The First Great Train RobberyBook - 2011
With all the characteristics of an exciting crime thriller, the extraordinary true story of the crime which inspired Michael Crichton's novel and subsequent film, The Great Train Robbery

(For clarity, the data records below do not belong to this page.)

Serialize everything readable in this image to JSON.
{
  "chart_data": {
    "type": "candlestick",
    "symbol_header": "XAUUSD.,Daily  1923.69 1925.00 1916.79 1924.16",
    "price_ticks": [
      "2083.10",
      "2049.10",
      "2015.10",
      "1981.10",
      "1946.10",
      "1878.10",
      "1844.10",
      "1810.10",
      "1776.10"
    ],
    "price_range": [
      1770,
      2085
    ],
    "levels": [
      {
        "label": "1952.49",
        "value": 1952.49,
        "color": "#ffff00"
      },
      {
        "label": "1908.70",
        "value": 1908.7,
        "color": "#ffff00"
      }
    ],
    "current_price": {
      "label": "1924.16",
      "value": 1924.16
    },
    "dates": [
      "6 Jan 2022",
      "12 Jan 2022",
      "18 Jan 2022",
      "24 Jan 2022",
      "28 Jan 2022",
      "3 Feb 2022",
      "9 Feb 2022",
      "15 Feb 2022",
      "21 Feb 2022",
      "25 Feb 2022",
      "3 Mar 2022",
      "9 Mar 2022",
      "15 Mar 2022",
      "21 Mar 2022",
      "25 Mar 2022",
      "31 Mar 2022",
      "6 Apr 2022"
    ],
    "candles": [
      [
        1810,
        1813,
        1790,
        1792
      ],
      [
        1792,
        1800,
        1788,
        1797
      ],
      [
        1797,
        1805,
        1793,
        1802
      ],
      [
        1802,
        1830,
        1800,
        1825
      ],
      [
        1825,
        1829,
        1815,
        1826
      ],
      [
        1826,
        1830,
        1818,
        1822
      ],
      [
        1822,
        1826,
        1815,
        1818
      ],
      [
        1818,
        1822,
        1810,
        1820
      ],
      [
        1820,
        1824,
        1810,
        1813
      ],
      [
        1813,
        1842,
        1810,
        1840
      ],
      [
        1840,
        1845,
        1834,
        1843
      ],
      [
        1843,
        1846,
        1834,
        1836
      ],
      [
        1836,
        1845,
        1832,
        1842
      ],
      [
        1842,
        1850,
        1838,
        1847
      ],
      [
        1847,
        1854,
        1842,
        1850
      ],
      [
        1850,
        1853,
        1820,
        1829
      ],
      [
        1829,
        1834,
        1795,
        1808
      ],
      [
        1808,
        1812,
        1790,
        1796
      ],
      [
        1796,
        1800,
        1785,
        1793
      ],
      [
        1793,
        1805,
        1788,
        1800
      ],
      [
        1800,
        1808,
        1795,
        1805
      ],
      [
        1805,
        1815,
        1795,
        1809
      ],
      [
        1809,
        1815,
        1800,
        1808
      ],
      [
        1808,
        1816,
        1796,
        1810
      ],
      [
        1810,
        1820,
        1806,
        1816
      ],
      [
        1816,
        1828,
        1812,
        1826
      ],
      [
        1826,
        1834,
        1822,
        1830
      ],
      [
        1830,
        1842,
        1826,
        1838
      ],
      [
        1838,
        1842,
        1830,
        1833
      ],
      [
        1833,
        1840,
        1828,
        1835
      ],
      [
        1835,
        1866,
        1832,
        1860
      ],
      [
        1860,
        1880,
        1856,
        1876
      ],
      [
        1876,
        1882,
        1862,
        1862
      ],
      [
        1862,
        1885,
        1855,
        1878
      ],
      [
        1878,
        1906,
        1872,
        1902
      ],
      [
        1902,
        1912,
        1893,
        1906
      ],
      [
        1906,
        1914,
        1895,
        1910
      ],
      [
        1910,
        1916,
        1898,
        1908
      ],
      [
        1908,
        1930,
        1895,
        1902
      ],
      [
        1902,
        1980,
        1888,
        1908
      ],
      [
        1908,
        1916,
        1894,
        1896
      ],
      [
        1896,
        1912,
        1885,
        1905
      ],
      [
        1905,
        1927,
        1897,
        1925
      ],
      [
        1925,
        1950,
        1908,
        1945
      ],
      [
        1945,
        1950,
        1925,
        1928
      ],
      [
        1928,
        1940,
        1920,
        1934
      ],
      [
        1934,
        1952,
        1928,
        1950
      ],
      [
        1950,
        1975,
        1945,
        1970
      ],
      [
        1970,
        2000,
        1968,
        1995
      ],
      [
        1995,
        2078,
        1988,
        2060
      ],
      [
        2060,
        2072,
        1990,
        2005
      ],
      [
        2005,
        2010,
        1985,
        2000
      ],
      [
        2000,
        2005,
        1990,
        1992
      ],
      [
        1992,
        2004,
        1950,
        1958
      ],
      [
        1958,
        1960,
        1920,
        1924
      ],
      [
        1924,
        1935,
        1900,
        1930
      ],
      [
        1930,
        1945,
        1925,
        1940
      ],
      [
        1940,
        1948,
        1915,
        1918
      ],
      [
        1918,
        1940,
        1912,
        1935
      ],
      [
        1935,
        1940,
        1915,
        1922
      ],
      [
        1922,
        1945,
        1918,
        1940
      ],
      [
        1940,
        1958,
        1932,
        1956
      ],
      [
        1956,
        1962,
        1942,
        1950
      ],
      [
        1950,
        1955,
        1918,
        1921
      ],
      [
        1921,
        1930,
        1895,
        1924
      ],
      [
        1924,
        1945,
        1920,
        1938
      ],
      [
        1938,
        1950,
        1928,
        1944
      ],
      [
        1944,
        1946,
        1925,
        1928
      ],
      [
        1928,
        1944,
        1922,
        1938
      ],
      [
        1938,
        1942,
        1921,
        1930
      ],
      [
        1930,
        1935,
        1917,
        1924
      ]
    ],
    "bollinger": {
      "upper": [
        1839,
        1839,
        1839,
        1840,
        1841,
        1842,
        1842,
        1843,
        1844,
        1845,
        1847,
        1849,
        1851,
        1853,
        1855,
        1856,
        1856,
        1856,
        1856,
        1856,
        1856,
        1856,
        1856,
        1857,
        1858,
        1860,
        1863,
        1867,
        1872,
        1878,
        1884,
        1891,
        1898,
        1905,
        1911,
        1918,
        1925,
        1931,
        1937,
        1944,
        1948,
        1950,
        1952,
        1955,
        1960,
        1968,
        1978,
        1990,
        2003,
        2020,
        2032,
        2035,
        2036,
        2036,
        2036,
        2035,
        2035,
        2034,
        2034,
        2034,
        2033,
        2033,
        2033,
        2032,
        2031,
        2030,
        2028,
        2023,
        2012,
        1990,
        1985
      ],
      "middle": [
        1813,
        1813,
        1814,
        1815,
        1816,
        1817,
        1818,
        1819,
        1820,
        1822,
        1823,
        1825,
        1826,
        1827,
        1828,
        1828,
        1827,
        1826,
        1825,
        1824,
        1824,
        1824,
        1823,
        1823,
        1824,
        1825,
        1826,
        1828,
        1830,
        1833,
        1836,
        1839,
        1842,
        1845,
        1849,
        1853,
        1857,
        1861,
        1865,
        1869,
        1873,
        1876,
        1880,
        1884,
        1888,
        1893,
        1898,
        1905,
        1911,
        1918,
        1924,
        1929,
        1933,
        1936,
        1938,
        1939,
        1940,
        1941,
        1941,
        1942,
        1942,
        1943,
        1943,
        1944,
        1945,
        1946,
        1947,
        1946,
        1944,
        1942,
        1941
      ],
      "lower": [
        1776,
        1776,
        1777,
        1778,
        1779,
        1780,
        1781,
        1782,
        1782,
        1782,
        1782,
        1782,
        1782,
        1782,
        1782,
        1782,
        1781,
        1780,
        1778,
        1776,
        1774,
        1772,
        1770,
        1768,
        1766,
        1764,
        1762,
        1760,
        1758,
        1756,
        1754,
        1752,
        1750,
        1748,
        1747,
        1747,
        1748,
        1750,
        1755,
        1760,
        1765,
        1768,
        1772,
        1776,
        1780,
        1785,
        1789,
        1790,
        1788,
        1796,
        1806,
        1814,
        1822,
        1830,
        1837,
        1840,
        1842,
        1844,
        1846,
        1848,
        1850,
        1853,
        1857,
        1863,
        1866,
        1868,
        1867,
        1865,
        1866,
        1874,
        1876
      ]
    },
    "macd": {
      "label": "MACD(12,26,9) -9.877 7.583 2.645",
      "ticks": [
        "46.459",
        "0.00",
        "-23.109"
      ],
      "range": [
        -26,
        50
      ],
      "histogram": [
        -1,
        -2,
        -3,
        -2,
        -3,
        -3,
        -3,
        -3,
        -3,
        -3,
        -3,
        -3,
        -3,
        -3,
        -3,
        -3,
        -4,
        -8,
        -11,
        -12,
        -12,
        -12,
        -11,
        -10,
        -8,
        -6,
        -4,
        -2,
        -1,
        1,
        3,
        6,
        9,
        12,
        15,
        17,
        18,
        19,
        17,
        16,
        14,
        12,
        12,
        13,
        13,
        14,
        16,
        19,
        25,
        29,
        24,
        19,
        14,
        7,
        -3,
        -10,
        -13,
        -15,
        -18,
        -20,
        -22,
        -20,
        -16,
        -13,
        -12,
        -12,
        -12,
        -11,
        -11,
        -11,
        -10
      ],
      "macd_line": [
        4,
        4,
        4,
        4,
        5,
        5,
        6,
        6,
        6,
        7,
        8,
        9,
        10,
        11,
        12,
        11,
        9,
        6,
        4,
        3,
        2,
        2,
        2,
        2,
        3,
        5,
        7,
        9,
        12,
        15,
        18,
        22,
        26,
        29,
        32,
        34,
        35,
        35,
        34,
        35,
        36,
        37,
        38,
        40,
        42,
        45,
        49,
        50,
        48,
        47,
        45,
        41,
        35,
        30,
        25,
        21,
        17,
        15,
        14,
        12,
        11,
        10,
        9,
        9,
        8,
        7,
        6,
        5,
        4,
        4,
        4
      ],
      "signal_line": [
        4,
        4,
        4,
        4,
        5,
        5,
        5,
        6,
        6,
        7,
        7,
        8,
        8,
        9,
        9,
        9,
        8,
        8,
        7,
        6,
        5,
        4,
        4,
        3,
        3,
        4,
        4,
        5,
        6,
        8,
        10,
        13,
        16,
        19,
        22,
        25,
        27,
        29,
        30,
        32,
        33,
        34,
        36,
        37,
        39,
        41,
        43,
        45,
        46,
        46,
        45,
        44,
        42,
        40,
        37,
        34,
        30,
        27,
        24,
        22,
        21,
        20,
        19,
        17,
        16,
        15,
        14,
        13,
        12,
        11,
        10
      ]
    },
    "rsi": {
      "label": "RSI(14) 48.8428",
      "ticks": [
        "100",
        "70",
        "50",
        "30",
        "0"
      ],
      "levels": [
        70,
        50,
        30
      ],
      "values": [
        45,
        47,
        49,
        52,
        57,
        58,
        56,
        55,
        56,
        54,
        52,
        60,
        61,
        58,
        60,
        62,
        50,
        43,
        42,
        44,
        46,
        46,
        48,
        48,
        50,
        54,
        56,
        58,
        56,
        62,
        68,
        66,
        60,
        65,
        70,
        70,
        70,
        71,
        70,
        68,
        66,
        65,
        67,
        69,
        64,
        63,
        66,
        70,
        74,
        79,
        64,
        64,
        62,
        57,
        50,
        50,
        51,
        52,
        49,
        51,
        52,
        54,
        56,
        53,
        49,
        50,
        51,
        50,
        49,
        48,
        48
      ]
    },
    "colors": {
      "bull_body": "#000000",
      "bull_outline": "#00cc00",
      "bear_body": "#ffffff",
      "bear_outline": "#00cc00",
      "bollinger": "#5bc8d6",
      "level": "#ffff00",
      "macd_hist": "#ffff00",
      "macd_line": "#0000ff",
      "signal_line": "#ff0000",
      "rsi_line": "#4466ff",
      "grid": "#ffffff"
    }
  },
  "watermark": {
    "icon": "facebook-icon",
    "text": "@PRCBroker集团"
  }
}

Taking readers from the initial idea of the robbery, through its careful planning, to the raid and its subsequent investigation, this book explains how a truly fascinating real-life mystery was eventually solved. In May of 1855, the citizens of Victorian Great Britain were shocked to read in their morning edition of the Times that £12,000 (approximately $19,500) worth of gold bars and other valuables had been stolen from a train traveling between London and Paris. This carefully planned theft of what would be more than £1.5 million (approximately $2.4 million) in today's money was executed without violence and without explosives--its perpetrators relied on skill, teamwork, and intelligence. How could it have happened? The investigation that followed was long, exhaustive, and costly, but there were no suspects, no clues, no arrests, and no recovery of the gold. The robbers, whoever they were, had managed to pull off the crime of the century. This book exposes a scandalous cover-up by the South Eastern Railway Company and explains how an act of treachery on the part of two of the robbers ultimately led to a trial that gripped the public and the press in an unprecedented way.